Girls with Slingshots

Image Just a few weeks ago, I came across the popular web comic: Girls with Slingshots. After a few days, I completely ingested the archives and have added it to the regular rotation of daily routine comic-checking, further occupying an otherwise busy daily regiment.

Besides its elusive yet adorable moniker, GWS is one of several brainchildren of Danielle Corsetto, including a published comic in the infamous Weekly World News entitled: The New Adventures of Bat Boy.

Girls with Slingshots traverses the delicate balance of soap-opera/sex comedy, while still remaining tasteful, poignant, and just plain warm and fuzzy. The primary characters in this ongoing tale of young feminine adulthood are Hazel and Jamie, two strong-willed hipster chicks with clear and distinctly different (yet complimentary) personalities/vices.

Hazel's vice seems to be a fairly consistent climb inside a bottle, while Jamie's is her Jedi-like faith in the power of her breasts.
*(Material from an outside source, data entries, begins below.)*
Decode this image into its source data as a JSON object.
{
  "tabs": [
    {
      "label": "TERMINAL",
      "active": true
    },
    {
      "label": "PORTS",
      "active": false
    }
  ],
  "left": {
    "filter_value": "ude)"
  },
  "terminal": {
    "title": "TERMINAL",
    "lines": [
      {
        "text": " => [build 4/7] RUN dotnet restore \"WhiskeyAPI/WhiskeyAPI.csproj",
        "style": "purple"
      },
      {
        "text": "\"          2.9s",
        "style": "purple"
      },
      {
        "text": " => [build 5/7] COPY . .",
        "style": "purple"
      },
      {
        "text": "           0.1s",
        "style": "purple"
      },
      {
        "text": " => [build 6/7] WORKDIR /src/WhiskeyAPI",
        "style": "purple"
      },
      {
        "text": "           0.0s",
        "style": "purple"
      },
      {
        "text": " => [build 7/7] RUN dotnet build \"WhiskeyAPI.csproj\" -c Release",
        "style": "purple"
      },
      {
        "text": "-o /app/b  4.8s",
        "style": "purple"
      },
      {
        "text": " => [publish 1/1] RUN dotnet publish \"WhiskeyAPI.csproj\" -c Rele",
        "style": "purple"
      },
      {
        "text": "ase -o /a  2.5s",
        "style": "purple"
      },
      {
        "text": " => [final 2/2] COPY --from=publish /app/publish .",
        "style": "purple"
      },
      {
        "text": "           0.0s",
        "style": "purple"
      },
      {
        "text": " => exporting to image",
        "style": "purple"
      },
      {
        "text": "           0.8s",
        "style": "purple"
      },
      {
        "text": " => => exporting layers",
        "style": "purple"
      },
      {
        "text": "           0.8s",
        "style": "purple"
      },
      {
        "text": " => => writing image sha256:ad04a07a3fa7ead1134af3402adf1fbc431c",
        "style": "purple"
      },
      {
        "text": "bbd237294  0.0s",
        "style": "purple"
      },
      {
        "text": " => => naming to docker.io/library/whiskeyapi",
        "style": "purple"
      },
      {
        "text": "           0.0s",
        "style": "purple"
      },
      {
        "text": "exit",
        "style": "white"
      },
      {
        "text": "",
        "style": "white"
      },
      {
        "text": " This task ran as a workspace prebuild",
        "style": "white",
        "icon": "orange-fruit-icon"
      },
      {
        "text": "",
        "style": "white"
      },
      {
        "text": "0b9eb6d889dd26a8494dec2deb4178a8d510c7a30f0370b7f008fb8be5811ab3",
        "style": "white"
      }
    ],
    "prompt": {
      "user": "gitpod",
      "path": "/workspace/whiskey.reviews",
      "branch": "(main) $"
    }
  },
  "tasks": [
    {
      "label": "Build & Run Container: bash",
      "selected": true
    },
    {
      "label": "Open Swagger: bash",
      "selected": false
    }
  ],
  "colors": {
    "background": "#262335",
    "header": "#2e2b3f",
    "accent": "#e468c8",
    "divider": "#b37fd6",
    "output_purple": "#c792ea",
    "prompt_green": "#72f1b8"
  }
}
Another fairly regular character happens to coincide with Hazel's on-again/off-again alcoholism: McPedro, an energetic, talkative Celtic-Mexican cactus with a penchant for spider plants.

The rest of the strip's cast appears on a more-than-regular basis, including porn shop cashier Clarice, 'net nerd Maureen, heartbreaker Jameson, and… you get the idea. Let's go over some of the specifics.

The site itself is a fairly standard interface, with the daily comic as the main focus, followed by bloggish news updates underneath. Curiously (and refreshingly), there are seemingly no message boards or forums anywhere near the site. While some may argue the site lacks "fan input," I think nearly all of the current crop of web comic sites may have a tad too much. There is also a constantly-updated box on the side (thanks to which updates fans on the momentary happenings of Ms Corsetto's life. While I would personally not find much use for one, she has managed to utilize it in an effective, entertaining way.

One of the more recent developments on GWS is a donation bar that helps Ms Corsetto keep updating the comic consistently, and remain gainfully employed. This obviously has the ability to turn off potential readers, but she manages to accomplish it with class and humor. I think it's actually kind of admirable how she makes the donation request clear, but not obtrusive. She's humble about her work, but unafraid of asking dedicated visitors for a little extra. If you have a problem with giving straight donations, GWS has its own "non-ghetto" store, where you can pick up collected volumes, buttons, and various forms of art.

GWS has just started a regular update schedule of five days a week, and thank God for that. The comic and characters are supremely addictive. GWS certainly fills that slot for the hopeless romantic.

My only real criticism comes from a desire to see the site layout design a little sleeker. Right now it's nice and simple (similar to PvP's current layout, actually), with everything one might need placed right before the reader. It's not detrimental; just a matter of aesthetic preference.